- **TASK BRIEF**
Restate all the lines below word for word, but omit the pictures.
=-=-=
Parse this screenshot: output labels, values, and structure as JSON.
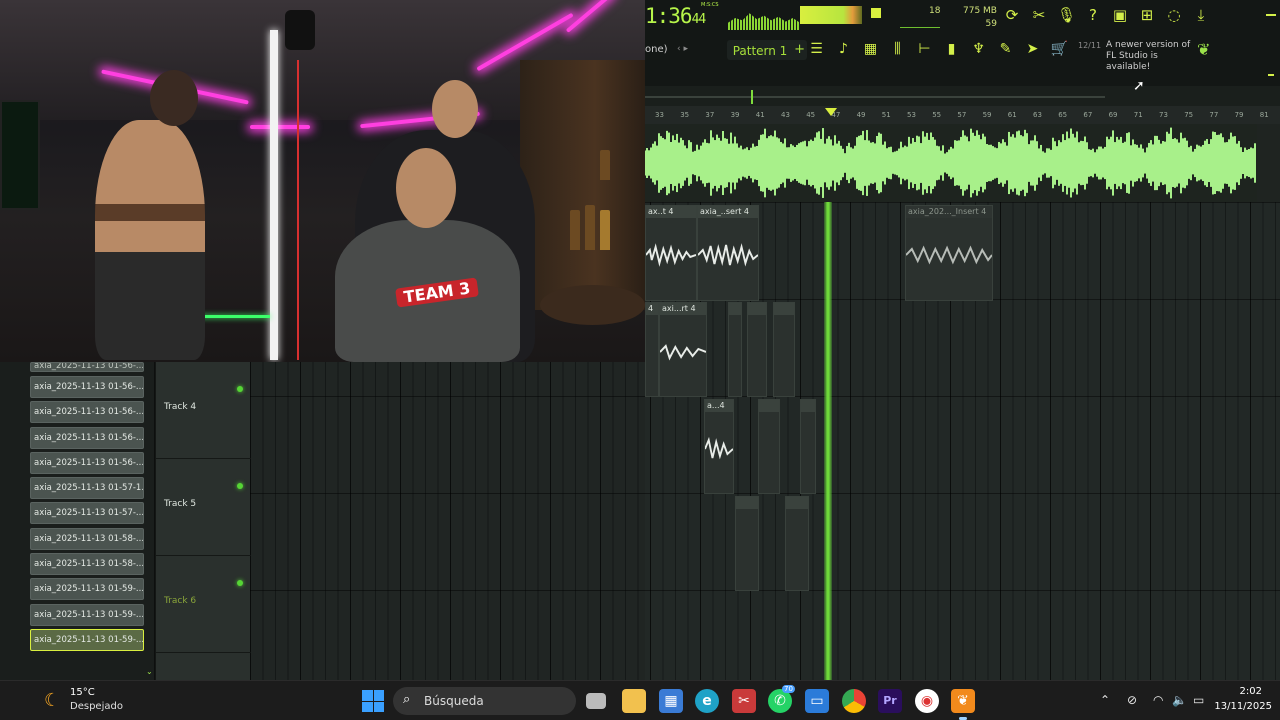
{
  "toolbar": {
    "clock_main": "1:36",
    "clock_small": "44",
    "clock_unit": "M:S:CS",
    "voices": "18",
    "memory": "775 MB",
    "cpu": "59",
    "icons": [
      "refresh-icon",
      "cut-icon",
      "mic-icon",
      "help-icon",
      "save-icon",
      "plugin-icon",
      "chat-icon",
      "download-icon"
    ]
  },
  "pattern": {
    "mode_label": "one)",
    "pattern_name": "Pattern 1",
    "plus": "+",
    "tools": [
      "playlist-icon",
      "piano-roll-icon",
      "channel-rack-icon",
      "mixer-icon",
      "browser-icon",
      "stamp-icon",
      "plugin-picker-icon",
      "touch-keyboard-icon",
      "tempo-tapper-icon",
      "shop-icon"
    ],
    "update_date": "12/11",
    "update_message": "A newer version of FL Studio is available!"
  },
  "ruler": {
    "bars": [
      "33",
      "35",
      "37",
      "39",
      "41",
      "43",
      "45",
      "47",
      "49",
      "51",
      "53",
      "55",
      "57",
      "59",
      "61",
      "63",
      "65",
      "67",
      "69",
      "71",
      "73",
      "75",
      "77",
      "79",
      "81"
    ]
  },
  "clips": {
    "row1": [
      "ax..t 4",
      "axia_..sert 4",
      "axia_202..._Insert 4"
    ],
    "row2": [
      "4",
      "axi...rt 4",
      "",
      "",
      ""
    ],
    "row3": [
      "a...4",
      "",
      ""
    ],
    "row4": [
      "",
      ""
    ]
  },
  "tracks": [
    {
      "name": "Track 4"
    },
    {
      "name": "Track 5"
    },
    {
      "name": "Track 6"
    }
  ],
  "browser": {
    "items": [
      "axia_2025-11-13 01-56-...",
      "axia_2025-11-13 01-56-...",
      "axia_2025-11-13 01-56-...",
      "axia_2025-11-13 01-56-...",
      "axia_2025-11-13 01-57-1...",
      "axia_2025-11-13 01-57-...",
      "axia_2025-11-13 01-58-...",
      "axia_2025-11-13 01-58-...",
      "axia_2025-11-13 01-59-...",
      "axia_2025-11-13 01-59-...",
      "axia_2025-11-13 01-59-..."
    ],
    "top_partial": "axia_2025-11-13 01-56-..."
  },
  "webcam": {
    "shirt_text": "TEAM 3"
  },
  "taskbar": {
    "weather_temp": "15°C",
    "weather_desc": "Despejado",
    "search_placeholder": "Búsqueda",
    "whatsapp_badge": "70",
    "premiere_label": "Pr",
    "time": "2:02",
    "date": "13/11/2025"
  },
  "colors": {
    "accent": "#b7f54a",
    "playhead": "#6fd83a",
    "waveform": "#a8f08a"
  }
}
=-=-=
- **EXPECTED ANSWER**
Parse this screenshot: output labels, values, and structure as JSON.
{
  "toolbar": {
    "clock_main": "1:36",
    "clock_small": "44",
    "clock_unit": "M:S:CS",
    "voices": "18",
    "memory": "775 MB",
    "cpu": "59",
    "icons": [
      "refresh-icon",
      "cut-icon",
      "mic-icon",
      "help-icon",
      "save-icon",
      "plugin-icon",
      "chat-icon",
      "download-icon"
    ]
  },
  "pattern": {
    "mode_label": "one)",
    "pattern_name": "Pattern 1",
    "plus": "+",
    "tools": [
      "playlist-icon",
      "piano-roll-icon",
      "channel-rack-icon",
      "mixer-icon",
      "browser-icon",
      "stamp-icon",
      "plugin-picker-icon",
      "touch-keyboard-icon",
      "tempo-tapper-icon",
      "shop-icon"
    ],
    "update_date": "12/11",
    "update_message": "A newer version of FL Studio is available!"
  },
  "ruler": {
    "bars": [
      "33",
      "35",
      "37",
      "39",
      "41",
      "43",
      "45",
      "47",
      "49",
      "51",
      "53",
      "55",
      "57",
      "59",
      "61",
      "63",
      "65",
      "67",
      "69",
      "71",
      "73",
      "75",
      "77",
      "79",
      "81"
    ]
  },
  "clips": {
    "row1": [
      "ax..t 4",
      "axia_..sert 4",
      "axia_202..._Insert 4"
    ],
    "row2": [
      "4",
      "axi...rt 4",
      "",
      "",
      ""
    ],
    "row3": [
      "a...4",
      "",
      ""
    ],
    "row4": [
      "",
      ""
    ]
  },
  "tracks": [
    {
      "name": "Track 4"
    },
    {
      "name": "Track 5"
    },
    {
      "name": "Track 6"
    }
  ],
  "browser": {
    "items": [
      "axia_2025-11-13 01-56-...",
      "axia_2025-11-13 01-56-...",
      "axia_2025-11-13 01-56-...",
      "axia_2025-11-13 01-56-...",
      "axia_2025-11-13 01-57-1...",
      "axia_2025-11-13 01-57-...",
      "axia_2025-11-13 01-58-...",
      "axia_2025-11-13 01-58-...",
      "axia_2025-11-13 01-59-...",
      "axia_2025-11-13 01-59-...",
      "axia_2025-11-13 01-59-..."
    ],
    "top_partial": "axia_2025-11-13 01-56-..."
  },
  "webcam": {
    "shirt_text": "TEAM 3"
  },
  "taskbar": {
    "weather_temp": "15°C",
    "weather_desc": "Despejado",
    "search_placeholder": "Búsqueda",
    "whatsapp_badge": "70",
    "premiere_label": "Pr",
    "time": "2:02",
    "date": "13/11/2025"
  },
  "colors": {
    "accent": "#b7f54a",
    "playhead": "#6fd83a",
    "waveform": "#a8f08a"
  }
}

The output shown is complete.